Spirits have many incarnations. From this we can conclude that we all have had many existences and will have many others on Earth and elsewhere.
The incarnation of spirits only takes place in human beings. Spirits do not incarnate in animal form.
The chain of incarnations is always progressive. The spirit's speed of progress depends on its efforts, but it cannot regress.
The qualities of a person are a reflection of the incarnate spirit's qualities. Consequently, a good person is the incarnation of a good spirit, and a bad person of a less advanced one.
The soul possesses its individuality before incarnating and will preserve it after the death of the body.
On returning to the spirit world, the soul meets those it has known on Earth. In addition, it gradually recalls the actions, both good and harmful, of its former lives.
An incarnate spirit is under the influence of matter. Those who surmount this influence, through self-purification, raise themselves nearer to the higher spheres. Those who give in to instinctual tendencies and pursue solely the gratification of physical desires are closer to the inferior realm.
Incarnated spirits live on different worlds throughout the universe.
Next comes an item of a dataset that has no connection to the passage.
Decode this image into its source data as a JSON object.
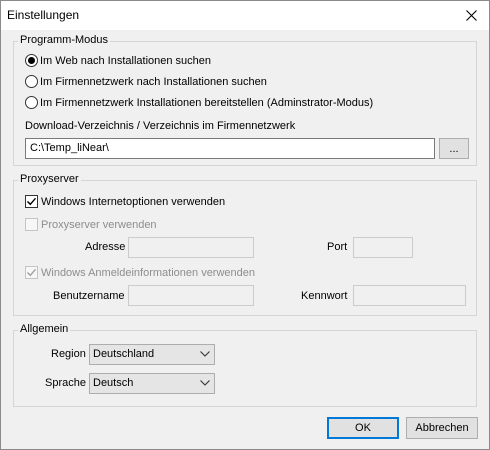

Free (or not incarnated) spirits do not occupy a circumscribed space. They are found everywhere, and they both perceive and regularly associate with human beings. They constitute an invisible but active society that constantly interacts with our own.